The appropriate camera settings are vital to capturing excellent and stunning special-event images especially in cases where the light is low. You can start off by capturing images using aperture priority mode in which case set the aperture that best suits you and let the camera set its shutter speed. This is an especially important feature for beginners who can quickly get overwhelmed by concerts and other special events and forget to set their cameras correctly. In such cases, using the manual mode is the best option because it will give you the flexibility you need to set ISO, shutter speed and aperture. Also, it is important to constantly check your screen to ensure that the exposure is sufficient.
Set your camera at the lowest aperture number
You will soon find that when deciding on which lenses to use during special events, you will often come to a similar conclusion; that fast lenses shot at wide open mode provide the best images. Ensure that your aperture is at the lowest number as it leads to the best exposure.
Do not slow the shutter speed down
In many special events, subjects are often moving and jumping from one side to the other. Therefore, you have to use a fast enough shutter speed to capture these moments. For example, you can set the speed at 1/200sec so that you do not get blurred images.
High film speed
This translates to the sensitivity of a digital sensor or an analog film. When you set your ISO at higher values, you will require less light for an excellent shot. It depends on the type of the camera you are using, but a good point at which to start for an ISO setting is at 1600.
Below are some other tips for getting the best images out of special events.
- Set the internal light meter of the camera to spot metering
- Utilize the central focus point especially in occasions with low light
- Make use of the setting for auto white balancing

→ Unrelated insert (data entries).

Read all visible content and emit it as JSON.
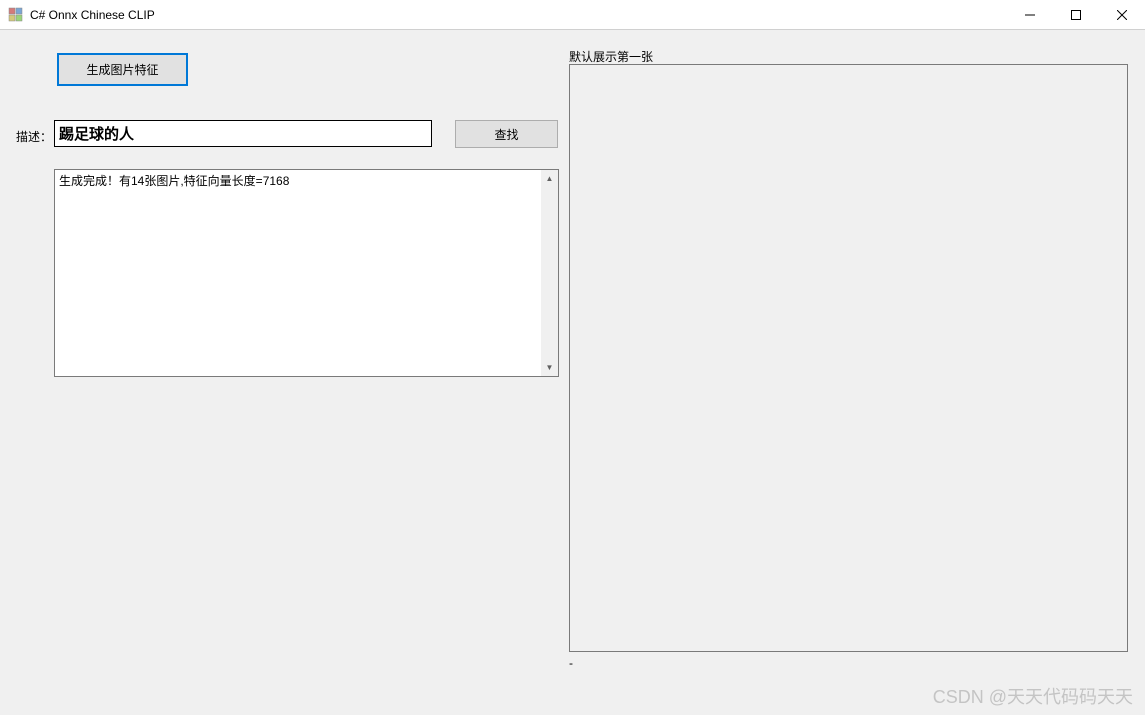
{
  "window": {
    "title": "C# Onnx Chinese CLIP"
  },
  "buttons": {
    "generate": "生成图片特征",
    "search": "查找"
  },
  "labels": {
    "description": "描述：",
    "preview": "默认展示第一张",
    "dash": "-"
  },
  "inputs": {
    "description_value": "踢足球的人"
  },
  "log": {
    "text": "生成完成！有14张图片,特征向量长度=7168"
  },
  "watermark": "CSDN @天天代码码天天"
}
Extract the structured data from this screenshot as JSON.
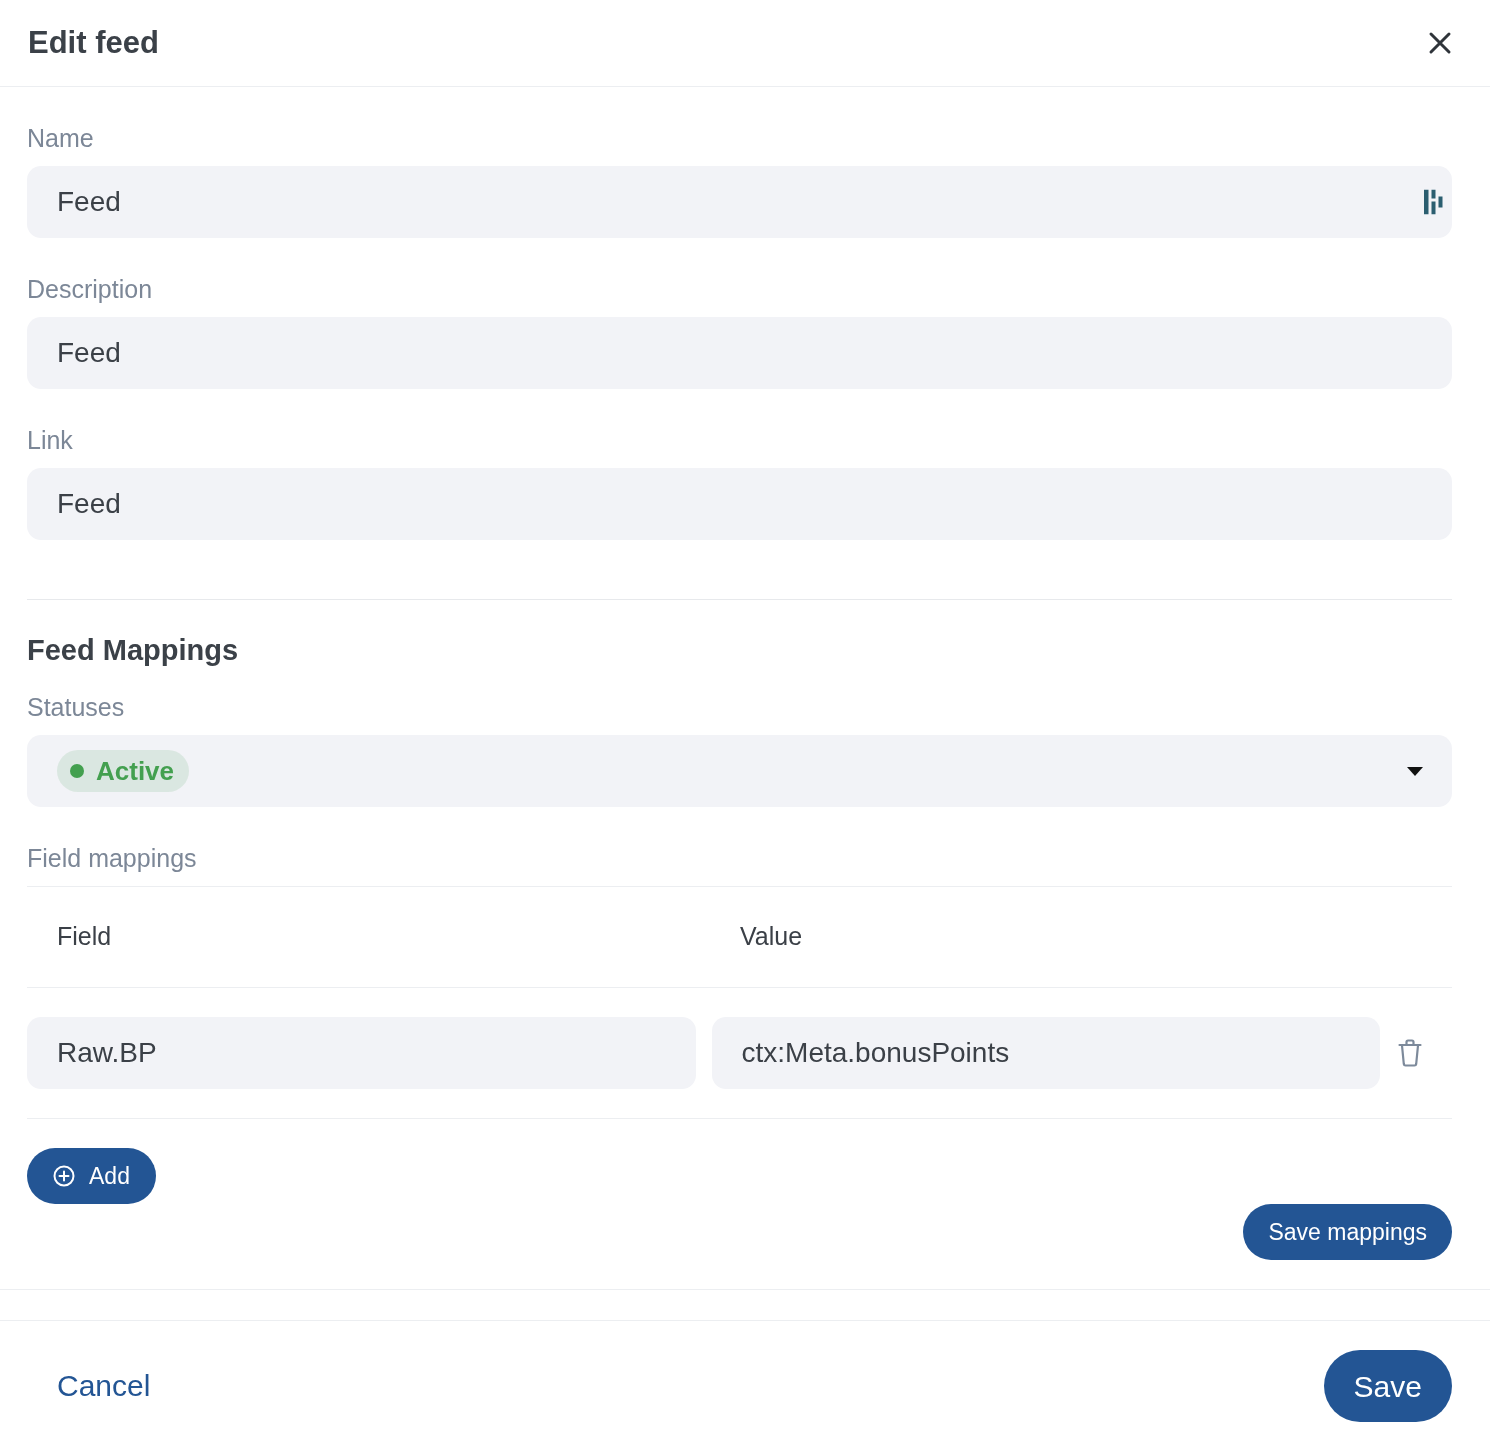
{
  "dialog": {
    "title": "Edit feed"
  },
  "fields": [
    {
      "label": "Name",
      "value": "Feed",
      "kind": "icon_input"
    },
    {
      "label": "Description",
      "value": "Feed",
      "kind": "input"
    },
    {
      "label": "Link",
      "value": "Feed",
      "kind": "input"
    }
  ],
  "mappings": {
    "title": "Feed Mappings",
    "statuses": {
      "label": "Statuses",
      "tags": [
        {
          "label": "Active",
          "color": "#43a04f"
        }
      ]
    },
    "field_mappings": {
      "label": "Field mappings",
      "columns": [
        "Field",
        "Value"
      ],
      "rows": [
        {
          "field": "Raw.BP",
          "value": "ctx:Meta.bonusPoints"
        }
      ]
    },
    "add_button": "Add",
    "save_button": "Save mappings"
  },
  "footer": {
    "cancel": "Cancel",
    "save": "Save"
  }
}
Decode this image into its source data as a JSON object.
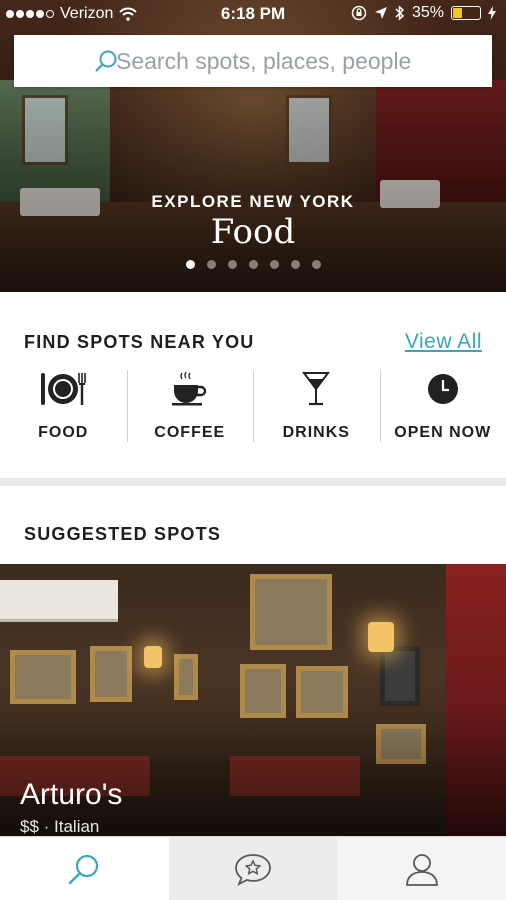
{
  "status_bar": {
    "carrier": "Verizon",
    "time": "6:18 PM",
    "battery": "35%",
    "battery_level": 0.35,
    "signal_bars_filled": 4,
    "signal_bars_total": 5
  },
  "search": {
    "placeholder": "Search spots, places, people",
    "icon": "search-icon"
  },
  "hero": {
    "eyebrow": "EXPLORE NEW YORK",
    "title": "Food",
    "carousel_pages": 7,
    "carousel_active_index": 0
  },
  "find_spots": {
    "title": "FIND SPOTS NEAR YOU",
    "view_all": "View All",
    "categories": [
      {
        "label": "FOOD",
        "icon": "plate-fork-knife-icon"
      },
      {
        "label": "COFFEE",
        "icon": "coffee-cup-icon"
      },
      {
        "label": "DRINKS",
        "icon": "cocktail-glass-icon"
      },
      {
        "label": "OPEN NOW",
        "icon": "clock-icon"
      }
    ]
  },
  "suggested": {
    "title": "SUGGESTED SPOTS",
    "spots": [
      {
        "name": "Arturo's",
        "meta": "$$ · Italian"
      }
    ]
  },
  "tabbar": {
    "tabs": [
      {
        "icon": "search-icon",
        "active": true
      },
      {
        "icon": "star-chat-bubble-icon",
        "active": false
      },
      {
        "icon": "profile-icon",
        "active": false
      }
    ]
  },
  "colors": {
    "accent": "#3aa6b9",
    "battery": "#f5c518",
    "tab_icon": "#555a5c"
  }
}
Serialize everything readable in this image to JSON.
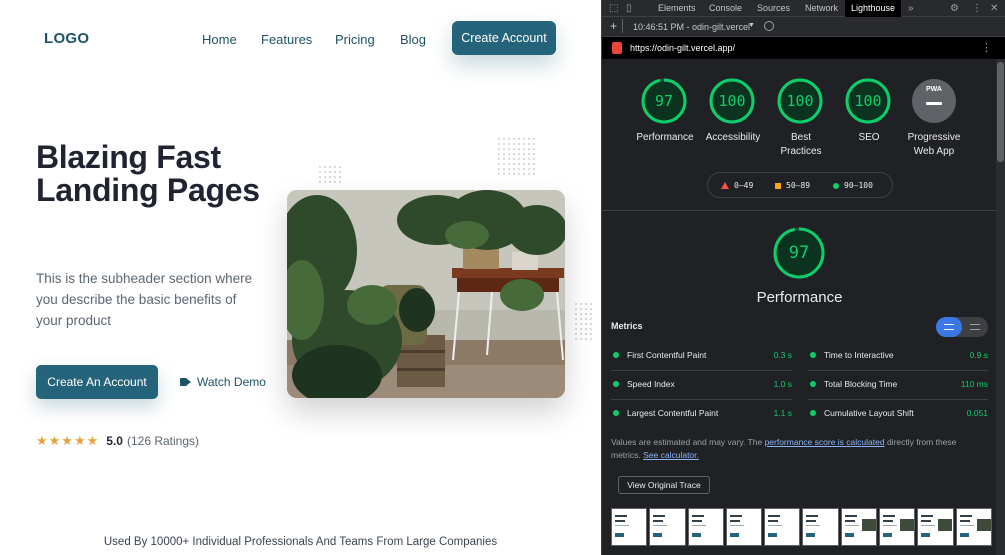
{
  "site": {
    "logo": "LOGO",
    "nav": [
      "Home",
      "Features",
      "Pricing",
      "Blog"
    ],
    "cta_top": "Create Account",
    "hero_title": "Blazing Fast Landing Pages",
    "hero_sub": "This is the subheader section where you describe the basic benefits of your product",
    "cta_main": "Create An Account",
    "watch_demo": "Watch Demo",
    "stars": "★★★★★",
    "rating_score": "5.0",
    "rating_count": "(126 Ratings)",
    "used_by": "Used By 10000+ Individual Professionals And Teams From Large Companies",
    "colors": {
      "brand": "#25637a",
      "text": "#1f2430",
      "star": "#e6a23c"
    }
  },
  "devtools": {
    "tabs": [
      "Elements",
      "Console",
      "Sources",
      "Network",
      "Lighthouse"
    ],
    "active_tab": "Lighthouse",
    "more_tabs": "»",
    "report_selector": "10:46:51 PM - odin-gilt.vercel",
    "url": "https://odin-gilt.vercel.app/",
    "scores": [
      {
        "value": "97",
        "label": "Performance",
        "fill": 0.97
      },
      {
        "value": "100",
        "label": "Accessibility",
        "fill": 1.0
      },
      {
        "value": "100",
        "label": "Best Practices",
        "fill": 1.0
      },
      {
        "value": "100",
        "label": "SEO",
        "fill": 1.0
      }
    ],
    "pwa": {
      "badge": "PWA",
      "label": "Progressive Web App"
    },
    "legend": [
      "0–49",
      "50–89",
      "90–100"
    ],
    "performance_score": "97",
    "performance_title": "Performance",
    "metrics_heading": "Metrics",
    "metrics": [
      {
        "name": "First Contentful Paint",
        "value": "0.3 s"
      },
      {
        "name": "Time to Interactive",
        "value": "0.9 s"
      },
      {
        "name": "Speed Index",
        "value": "1.0 s"
      },
      {
        "name": "Total Blocking Time",
        "value": "110 ms"
      },
      {
        "name": "Largest Contentful Paint",
        "value": "1.1 s"
      },
      {
        "name": "Cumulative Layout Shift",
        "value": "0.051"
      }
    ],
    "note_prefix": "Values are estimated and may vary. The ",
    "note_link1": "performance score is calculated",
    "note_mid": " directly from these metrics. ",
    "note_link2": "See calculator.",
    "trace_button": "View Original Trace",
    "colors": {
      "pass": "#0cce6b",
      "average": "#ffa400",
      "fail": "#ff4e42",
      "bg": "#202124"
    }
  }
}
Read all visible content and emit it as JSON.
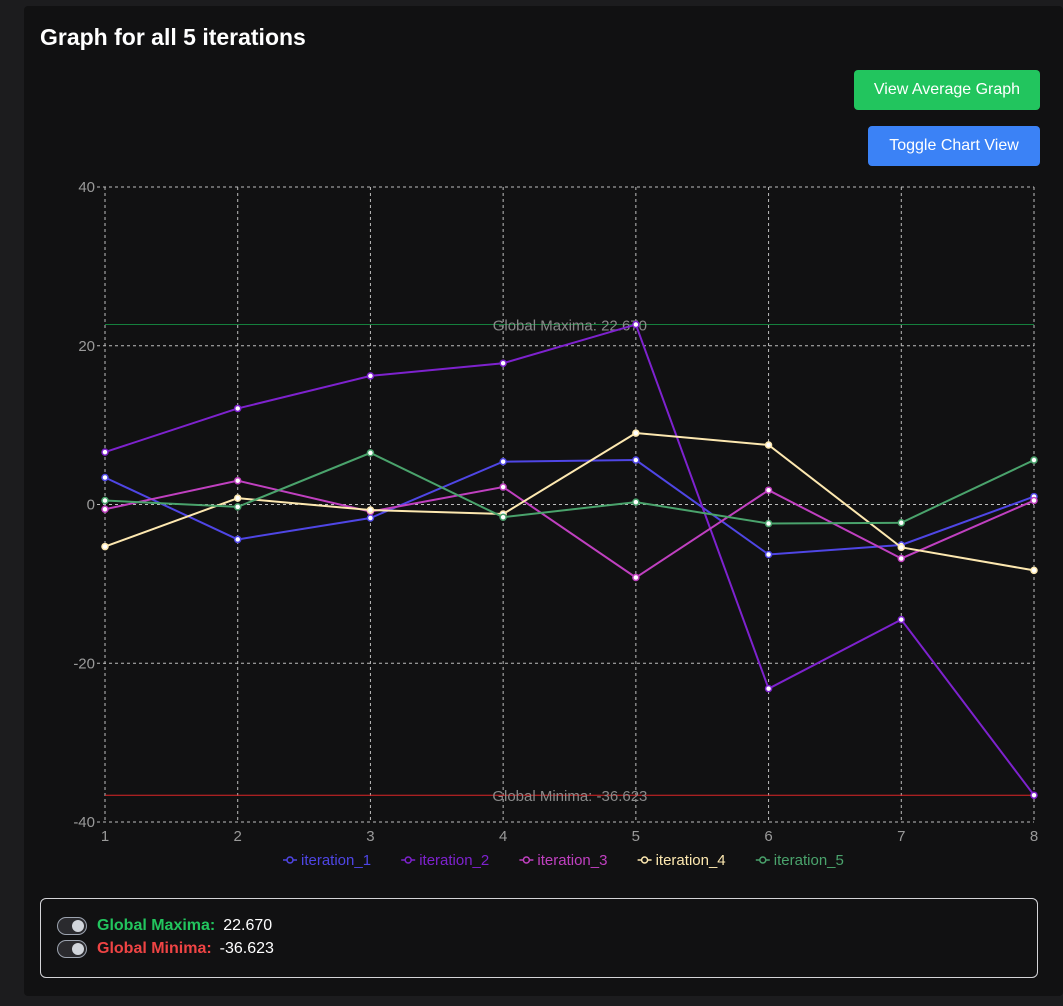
{
  "panel": {
    "title": "Graph for all 5 iterations",
    "view_average_label": "View Average Graph",
    "toggle_view_label": "Toggle Chart View"
  },
  "chart_data": {
    "type": "line",
    "x": [
      1,
      2,
      3,
      4,
      5,
      6,
      7,
      8
    ],
    "xlim": [
      1,
      8
    ],
    "ylim": [
      -40,
      40
    ],
    "yticks": [
      -40,
      -20,
      0,
      20,
      40
    ],
    "grid": true,
    "legend_position": "bottom",
    "series": [
      {
        "name": "iteration_1",
        "color": "#4f46e5",
        "values": [
          3.4,
          -4.4,
          -1.7,
          5.4,
          5.6,
          -6.3,
          -5.1,
          1.0
        ]
      },
      {
        "name": "iteration_2",
        "color": "#7e22ce",
        "values": [
          6.6,
          12.1,
          16.2,
          17.8,
          22.67,
          -23.2,
          -14.5,
          -36.623
        ]
      },
      {
        "name": "iteration_3",
        "color": "#c040c0",
        "values": [
          -0.6,
          3.0,
          -0.9,
          2.2,
          -9.2,
          1.8,
          -6.8,
          0.5
        ]
      },
      {
        "name": "iteration_4",
        "color": "#fde8b0",
        "values": [
          -5.3,
          0.8,
          -0.7,
          -1.2,
          9.0,
          7.5,
          -5.4,
          -8.3
        ]
      },
      {
        "name": "iteration_5",
        "color": "#4aa36c",
        "values": [
          0.5,
          -0.3,
          6.5,
          -1.6,
          0.3,
          -2.4,
          -2.3,
          5.6
        ]
      }
    ],
    "annotations": [
      {
        "label": "Global Maxima: 22.670",
        "value": 22.67,
        "color": "#15803d"
      },
      {
        "label": "Global Minima: -36.623",
        "value": -36.623,
        "color": "#dc2626"
      }
    ]
  },
  "stats": {
    "max_label": "Global Maxima:",
    "max_value": "22.670",
    "min_label": "Global Minima:",
    "min_value": "-36.623"
  }
}
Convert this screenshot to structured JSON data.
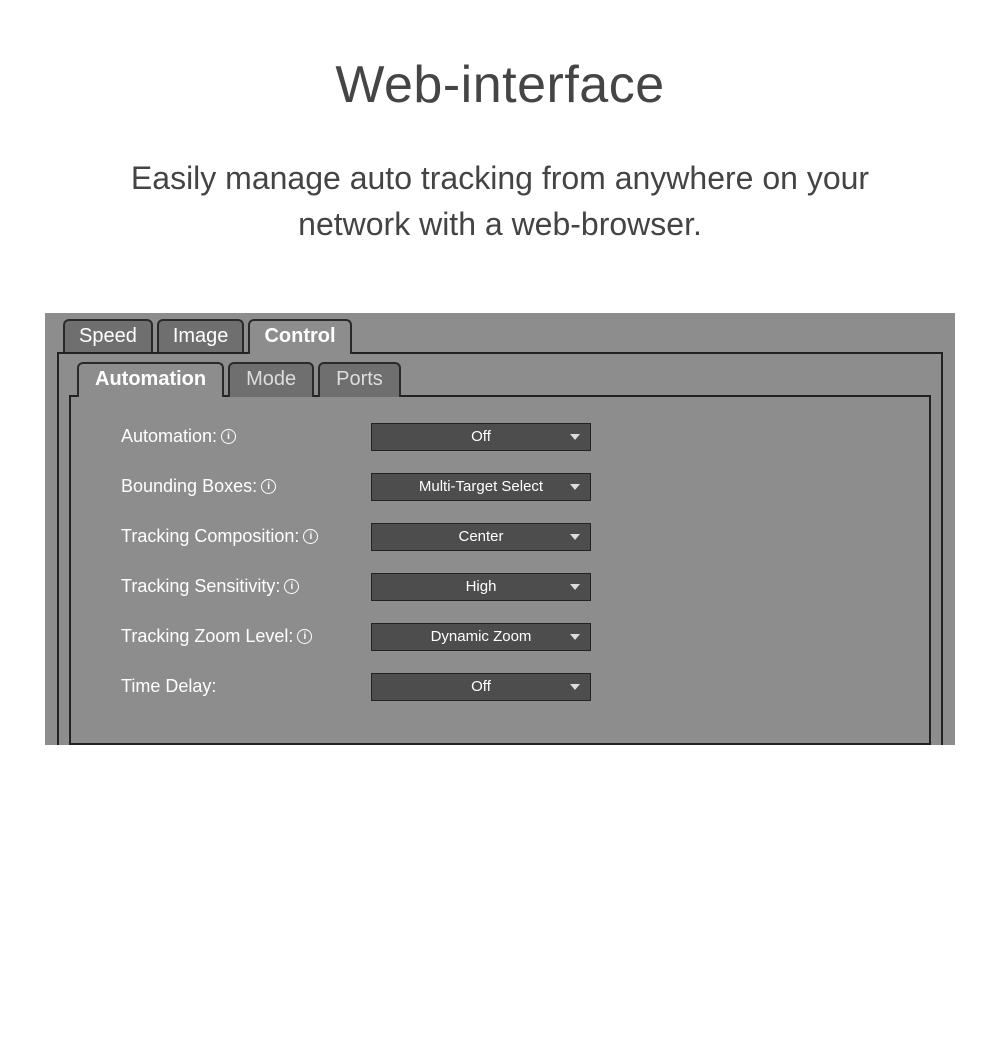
{
  "header": {
    "title": "Web-interface",
    "subtitle": "Easily manage auto tracking from anywhere on your network with a web-browser."
  },
  "topTabs": [
    {
      "label": "Speed",
      "active": false
    },
    {
      "label": "Image",
      "active": false
    },
    {
      "label": "Control",
      "active": true
    }
  ],
  "subTabs": [
    {
      "label": "Automation",
      "active": true
    },
    {
      "label": "Mode",
      "active": false
    },
    {
      "label": "Ports",
      "active": false
    }
  ],
  "form": {
    "rows": [
      {
        "label": "Automation:",
        "hasInfo": true,
        "value": "Off"
      },
      {
        "label": "Bounding Boxes:",
        "hasInfo": true,
        "value": "Multi-Target Select"
      },
      {
        "label": "Tracking Composition:",
        "hasInfo": true,
        "value": "Center"
      },
      {
        "label": "Tracking Sensitivity:",
        "hasInfo": true,
        "value": "High"
      },
      {
        "label": "Tracking Zoom Level:",
        "hasInfo": true,
        "value": "Dynamic Zoom"
      },
      {
        "label": "Time Delay:",
        "hasInfo": false,
        "value": "Off"
      }
    ]
  },
  "infoGlyph": "i"
}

- Use the burst or multiple shot modes
- Do not use flash
- Utilize the raw format
Be sure that following these simple guidelines all your photos will be awesome!